Upon the unveiling of its development, Peeple has been the target of numerous amounts of public criticism due to its potential to drive the growing issue of cyberbullying. Cases of depression and even suicide have been known consequences of cyberbullying, and many are concerned that Peeple could be the next platform for this generational epidemic of online hate.  In defense of these concerns, developers Julia Cordray and Nicole McCullough have expressed clear stances on how their new rating service is not intended to incite online bullying. “Join the positive revolution” serves as the headline for the Peeple launch website, advertising it as a safe and supportive environment.

Though Cordray and McCullough’s intentions for Peeple seem pure, their hopes for creating a positive environment are clearly delusional. Peeple serves as the ideal setting for cyberbullying, as its primary function is for people to essentially post their judgments of other people on the internet.

Developers Cordray and McCullough have responded to concerns about negative comments and have taken precautions in an attempt to stop online hate. Whereas people were previously given 48 hours to sort out negative reviews before they went public, negative commentary has been banned from the app. An individual being reviewed will be able to censor recommendations before they are aired to the public. However, different people will surely perceive reviews as positive or negative by their individual standards, which puts into question whether developer attempts at banning negative reviews are truly effective.

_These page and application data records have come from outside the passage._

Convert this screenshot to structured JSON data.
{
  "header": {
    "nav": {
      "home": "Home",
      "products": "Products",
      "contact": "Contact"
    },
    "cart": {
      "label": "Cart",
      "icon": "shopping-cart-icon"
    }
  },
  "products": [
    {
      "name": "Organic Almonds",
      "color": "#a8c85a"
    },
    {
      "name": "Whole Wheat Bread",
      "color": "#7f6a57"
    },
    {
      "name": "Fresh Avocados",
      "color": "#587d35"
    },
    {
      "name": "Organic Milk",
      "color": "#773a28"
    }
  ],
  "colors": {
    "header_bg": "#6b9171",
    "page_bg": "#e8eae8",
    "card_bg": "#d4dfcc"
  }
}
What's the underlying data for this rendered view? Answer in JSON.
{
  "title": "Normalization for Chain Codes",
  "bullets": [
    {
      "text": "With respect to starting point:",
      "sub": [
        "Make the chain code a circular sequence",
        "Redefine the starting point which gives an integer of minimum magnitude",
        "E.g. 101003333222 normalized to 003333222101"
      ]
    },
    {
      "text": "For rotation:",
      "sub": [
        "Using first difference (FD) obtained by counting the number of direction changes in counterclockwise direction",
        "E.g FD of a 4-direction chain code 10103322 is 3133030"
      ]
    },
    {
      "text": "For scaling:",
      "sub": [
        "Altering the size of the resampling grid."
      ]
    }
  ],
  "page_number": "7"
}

But despite attempts to safeguard against cyberbullying, privacy still remains a concerning ethical issue that Peeple will have to address. Though necessary precautions have been taken to filter negative and abusive commentary, some people may wish to be omitted from public scrutiny altogether. Just because someone receives positive ratings doesn’t necessarily indicate that he or she wants to be on the app at all. Any kind of interaction would essentially subject someone to being published on Peeple, thus changing the way people would have to approach daily communication.

Peeple’s presence on college campuses like USC would have dramatic implications for the way students communicate and could even exacerbate cyberbullying. The anonymous thought sharing app Yik Yak has already been a platform for cyberbullying and hate among college students. The introduction of Peeple at college campuses could very well follow in Yik Yak’s footsteps — except with Peeple, specified instead of anonymous individuals would be the target of abuse. For some, the recommendation review would be a systematic way to filter out abusive comments, but this still would not remedy the constant feeling of judgment students would face if Peeple established itself in collegiate settings.

With the introduction of Peeple, every interaction with professors and students alike could put an individual on the app’s radar. Self-perception would be viewed in an entirely different way on college campuses, as once casual interactions could determine the outcomes of Peeple reviews. Dynamics of how college students build, view and interact in various relationships will inevitably be altered by the pressure of being rated in a favorable manner.

Currently, Peeple’s release has been pushed back from the original October date to some time in November. Cordray  and McCullough have evidently heard public concerns about Peeple and made necessary changes to the app, such as giving individuals the power to review recommendations about themselves and banning negative commentary. But even with these improvements, Peeple still has a long way to go until it can truly become the positive environment it aspires to be for its users.